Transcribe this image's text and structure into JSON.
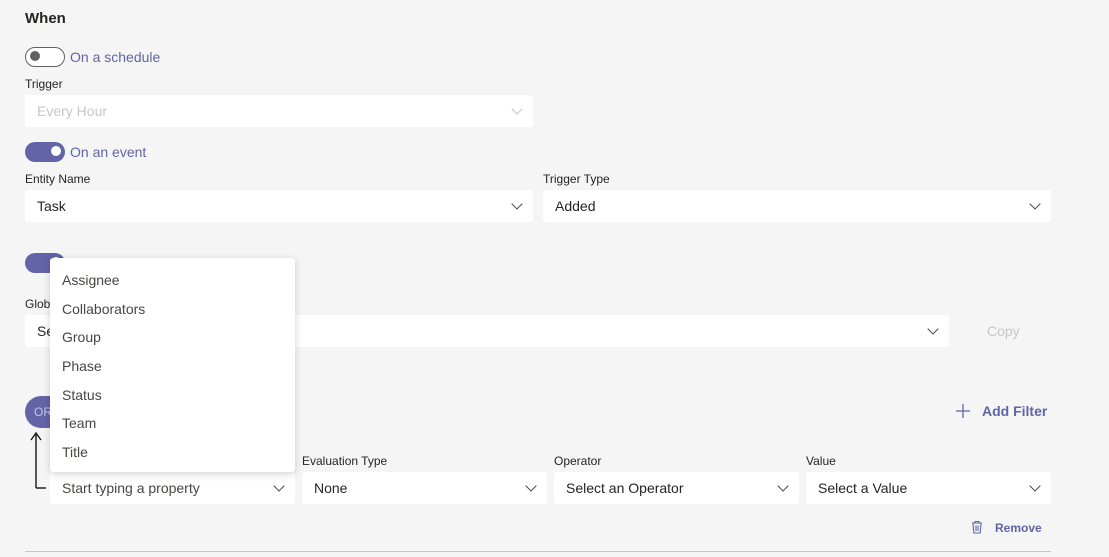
{
  "section_title": "When",
  "schedule": {
    "toggle_label": "On a schedule",
    "trigger_label": "Trigger",
    "trigger_value": "Every Hour"
  },
  "event": {
    "toggle_label": "On an event",
    "entity_label": "Entity Name",
    "entity_value": "Task",
    "trigger_type_label": "Trigger Type",
    "trigger_type_value": "Added"
  },
  "global": {
    "label_partial": "Glob",
    "select_partial": "Se",
    "copy_label": "Copy"
  },
  "filters": {
    "or_label": "OR",
    "add_filter_label": "Add Filter",
    "property_placeholder": "Start typing a property",
    "evaluation_label": "Evaluation Type",
    "evaluation_value": "None",
    "operator_label": "Operator",
    "operator_value": "Select an Operator",
    "value_label": "Value",
    "value_value": "Select a Value",
    "remove_label": "Remove"
  },
  "property_options": [
    "Assignee",
    "Collaborators",
    "Group",
    "Phase",
    "Status",
    "Team",
    "Title"
  ]
}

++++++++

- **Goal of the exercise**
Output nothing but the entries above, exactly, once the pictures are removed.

- **Task output**
Transcribe this image's text and structure into JSON.
{
  "section_title": "When",
  "schedule": {
    "toggle_label": "On a schedule",
    "trigger_label": "Trigger",
    "trigger_value": "Every Hour"
  },
  "event": {
    "toggle_label": "On an event",
    "entity_label": "Entity Name",
    "entity_value": "Task",
    "trigger_type_label": "Trigger Type",
    "trigger_type_value": "Added"
  },
  "global": {
    "label_partial": "Glob",
    "select_partial": "Se",
    "copy_label": "Copy"
  },
  "filters": {
    "or_label": "OR",
    "add_filter_label": "Add Filter",
    "property_placeholder": "Start typing a property",
    "evaluation_label": "Evaluation Type",
    "evaluation_value": "None",
    "operator_label": "Operator",
    "operator_value": "Select an Operator",
    "value_label": "Value",
    "value_value": "Select a Value",
    "remove_label": "Remove"
  },
  "property_options": [
    "Assignee",
    "Collaborators",
    "Group",
    "Phase",
    "Status",
    "Team",
    "Title"
  ]
}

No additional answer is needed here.